Every Thanksgiving, despite the surrounding bare trees and brittle grass, the house would sing with the warm smell of sweet potato while conversations bubbled around our heads. It was one of the only times of year I would see my uncle, my dad’s younger stepbrother. We didn’t really talk much, him being 10 years my senior and me being one of his 20 or so nieces and nephews. He was cool, from what I remember. He liked art and music, and he was gay. The latter I didn’t hear about until later, until too late. I never remember him drinking, either. But I must’ve been too young to notice that too. It wasn’t really the kind of thing you talked about while eating Southern candied sweet potatoes. Drinking, or being gay.

My grandfather’s birthday was in February, which is the only other time of year we would visit the house. While Gran would unwrap presents, making jokes that made all the kids belly-laugh and his second wife shake her head, I was perched on the back corner of the couch. It wasn’t a comfortable couch. It was white with gray stripes, two stiff, mismatched cushions lying on its arms. The room itself had wide windows that looked out at the pool and the weathervane. Sun would filter through and create the perfect conditions for a nap. But only when I was alone. When the whole family crowded into the room, I sat on the edge, making sure my stomach was hidden well from sight. I was always wary of relatives I could never remember. Those are the ones that will tell you things about yourself you already know, in an effort to help. Or to drag out the insecurities they themselves have harbored for most of their lives. Is there a difference, in their withered eyes?

I don’t remember my grandmother ever saying as much, but I wonder if she was always just holding back. She seemed constantly exasperated by her second husband and the playful mischievousness of my siblings. Her homemade cakes were the best, though. There was one, a vanilla cake spliced and coated with hardened caramel icing. We had it every time we came, even during those few months where my uncle was hidden away in his room. Those cakes were sickly sweet, but when you’re a kid, anything sweet is the best in the world. Sweet cake with sweet tea and cold ice clinking and clacking like the sound of empty bottles rattling against each other, in heaps and piles on the floor. I would eat the cake precariously on the couch, my belly bulging with protest but my tongue craving the taste of more. It’s a wonder I never got sick.

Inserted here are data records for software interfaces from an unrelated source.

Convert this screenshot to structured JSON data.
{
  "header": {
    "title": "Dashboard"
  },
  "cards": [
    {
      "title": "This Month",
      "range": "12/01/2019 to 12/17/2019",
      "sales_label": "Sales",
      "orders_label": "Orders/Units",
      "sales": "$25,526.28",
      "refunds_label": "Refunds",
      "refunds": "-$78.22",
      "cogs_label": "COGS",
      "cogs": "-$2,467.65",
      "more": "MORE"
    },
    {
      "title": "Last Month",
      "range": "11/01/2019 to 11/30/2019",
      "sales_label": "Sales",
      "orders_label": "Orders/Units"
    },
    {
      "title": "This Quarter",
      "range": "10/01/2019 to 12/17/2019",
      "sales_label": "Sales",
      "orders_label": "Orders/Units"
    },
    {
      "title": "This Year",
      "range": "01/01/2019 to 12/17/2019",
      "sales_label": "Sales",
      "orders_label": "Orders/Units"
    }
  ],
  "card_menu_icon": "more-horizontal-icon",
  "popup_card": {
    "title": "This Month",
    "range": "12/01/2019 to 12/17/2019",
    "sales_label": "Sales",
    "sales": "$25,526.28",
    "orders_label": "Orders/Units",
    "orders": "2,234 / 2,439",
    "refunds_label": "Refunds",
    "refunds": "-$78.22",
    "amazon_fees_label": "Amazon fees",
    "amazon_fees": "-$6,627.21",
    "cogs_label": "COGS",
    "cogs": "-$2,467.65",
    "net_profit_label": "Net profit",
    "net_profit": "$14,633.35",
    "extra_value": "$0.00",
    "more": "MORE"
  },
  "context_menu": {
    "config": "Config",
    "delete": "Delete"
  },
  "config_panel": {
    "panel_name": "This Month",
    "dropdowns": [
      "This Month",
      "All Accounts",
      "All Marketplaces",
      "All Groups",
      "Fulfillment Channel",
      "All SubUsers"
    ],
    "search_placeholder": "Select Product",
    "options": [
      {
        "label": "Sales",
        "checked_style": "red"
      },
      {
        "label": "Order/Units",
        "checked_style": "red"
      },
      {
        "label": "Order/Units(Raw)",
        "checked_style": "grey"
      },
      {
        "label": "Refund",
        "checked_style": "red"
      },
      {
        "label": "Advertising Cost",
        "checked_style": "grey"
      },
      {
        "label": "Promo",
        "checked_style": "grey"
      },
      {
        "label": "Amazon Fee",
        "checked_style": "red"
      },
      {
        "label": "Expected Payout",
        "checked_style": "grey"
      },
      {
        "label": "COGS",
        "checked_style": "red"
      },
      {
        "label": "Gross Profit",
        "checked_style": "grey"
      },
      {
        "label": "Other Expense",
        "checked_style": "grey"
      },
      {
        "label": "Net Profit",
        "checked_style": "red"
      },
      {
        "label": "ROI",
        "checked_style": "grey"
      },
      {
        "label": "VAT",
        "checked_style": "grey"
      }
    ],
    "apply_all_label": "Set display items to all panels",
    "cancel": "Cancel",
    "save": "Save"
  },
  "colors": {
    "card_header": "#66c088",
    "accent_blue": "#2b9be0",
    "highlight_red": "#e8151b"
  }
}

The last time I ever visited the house, the couch was gone, along with Gran’s witticisms and the smooth brown recliner from where they would always come. They thought his chair would make him feel more at home at the House, and then when it didn’t, they got rid of the whole home anyway. Would it be fair to say my grandmother gave up? That she gave up her son and her husband, and herself? Or is that simply the Southern way, to neglect your problems and refuse necessary help at the expense of souring the food?

She gave up the old house, too. Now there’s no reason for those two-hour drives on a hot holiday, all 10 of us crammed in a car. Instead, we stay in our own house for Thanksgiving. The big trees in the front yard drop pines on our heads. I drink sweet tea from a yellow paper cup with a lid and straw and eat homemade pumpkin pie. I sit on the porch, trying not to reminisce.

In June, I think of my uncle, and the conversations we would’ve had, the connection we could’ve had. And when I look at my dad, I think of Gran, and how he held his hand up to my face in unfamiliar familiarity the last time I saw him. But everything reminds me of that house, how the rooster swings and screams with no one to hear, how the trees drape their moss over trampled leaves that will eventually fly away and die in some forgotten place. Just like these thoughts of mine, never spoken in fear of blanketing the memories of these people, of this place, in something unsavory.

Catherine Truluck’s essay received an honorable mention in this magazine’s 2022 Young Alumni Essay Contest. She studied English and creative writing at Notre Dame. Her most recent work was published in the anthology Through the darkness, I will love myself